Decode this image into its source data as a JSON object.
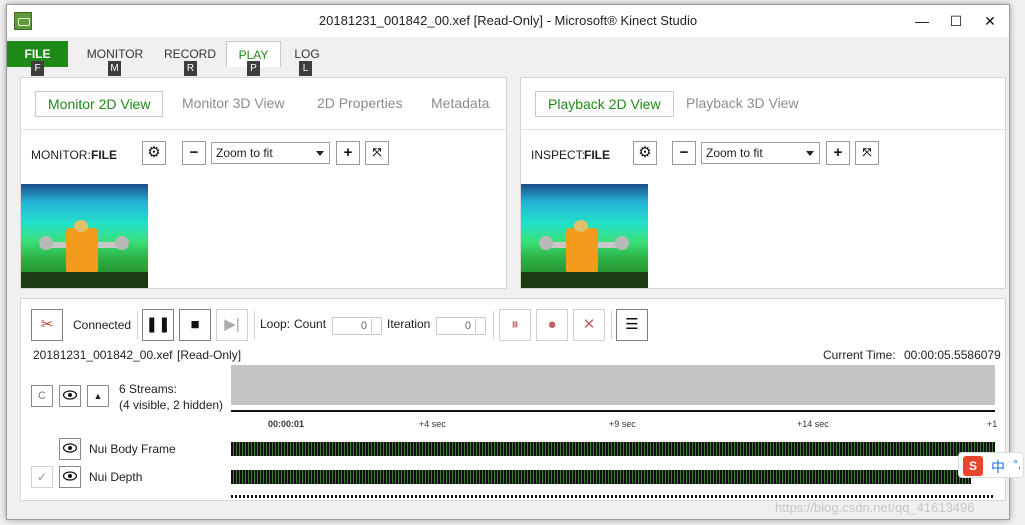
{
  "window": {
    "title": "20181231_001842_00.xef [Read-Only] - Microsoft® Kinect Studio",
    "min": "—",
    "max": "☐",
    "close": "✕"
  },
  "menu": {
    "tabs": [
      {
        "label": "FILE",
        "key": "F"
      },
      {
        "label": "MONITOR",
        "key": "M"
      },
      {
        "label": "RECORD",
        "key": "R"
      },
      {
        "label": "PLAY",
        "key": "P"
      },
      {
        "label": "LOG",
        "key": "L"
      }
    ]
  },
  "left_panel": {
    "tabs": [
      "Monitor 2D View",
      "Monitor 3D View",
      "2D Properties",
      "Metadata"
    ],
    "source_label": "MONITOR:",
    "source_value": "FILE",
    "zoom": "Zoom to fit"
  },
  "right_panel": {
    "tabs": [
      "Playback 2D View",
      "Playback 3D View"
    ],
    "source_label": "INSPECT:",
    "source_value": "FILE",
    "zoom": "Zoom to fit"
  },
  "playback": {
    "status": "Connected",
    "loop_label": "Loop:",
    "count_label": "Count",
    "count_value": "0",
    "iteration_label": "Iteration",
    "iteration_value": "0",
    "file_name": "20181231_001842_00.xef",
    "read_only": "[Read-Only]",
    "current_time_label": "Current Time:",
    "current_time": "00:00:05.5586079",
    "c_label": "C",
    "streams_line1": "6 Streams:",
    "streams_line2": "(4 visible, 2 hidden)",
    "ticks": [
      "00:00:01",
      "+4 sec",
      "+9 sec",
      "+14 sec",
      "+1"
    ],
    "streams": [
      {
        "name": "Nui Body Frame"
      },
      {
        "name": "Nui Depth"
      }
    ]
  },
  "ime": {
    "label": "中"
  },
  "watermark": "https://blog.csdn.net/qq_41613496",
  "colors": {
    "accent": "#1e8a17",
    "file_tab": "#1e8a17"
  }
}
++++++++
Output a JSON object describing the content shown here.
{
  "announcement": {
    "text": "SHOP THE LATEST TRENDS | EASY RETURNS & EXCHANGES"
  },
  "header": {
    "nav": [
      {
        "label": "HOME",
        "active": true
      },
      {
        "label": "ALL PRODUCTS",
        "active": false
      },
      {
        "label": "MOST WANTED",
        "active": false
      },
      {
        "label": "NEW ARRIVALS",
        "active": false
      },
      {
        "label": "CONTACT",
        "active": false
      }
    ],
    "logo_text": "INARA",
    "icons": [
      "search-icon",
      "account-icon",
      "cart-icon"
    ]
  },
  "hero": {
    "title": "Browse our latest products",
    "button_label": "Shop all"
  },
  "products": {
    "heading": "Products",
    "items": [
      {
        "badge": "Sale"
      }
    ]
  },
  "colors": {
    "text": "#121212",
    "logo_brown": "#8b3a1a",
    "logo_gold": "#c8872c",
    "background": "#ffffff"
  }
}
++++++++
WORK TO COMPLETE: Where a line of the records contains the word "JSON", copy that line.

SOLUTION:
Decode this image into its source data as a JSON object.
Output a JSON object describing the content shown here.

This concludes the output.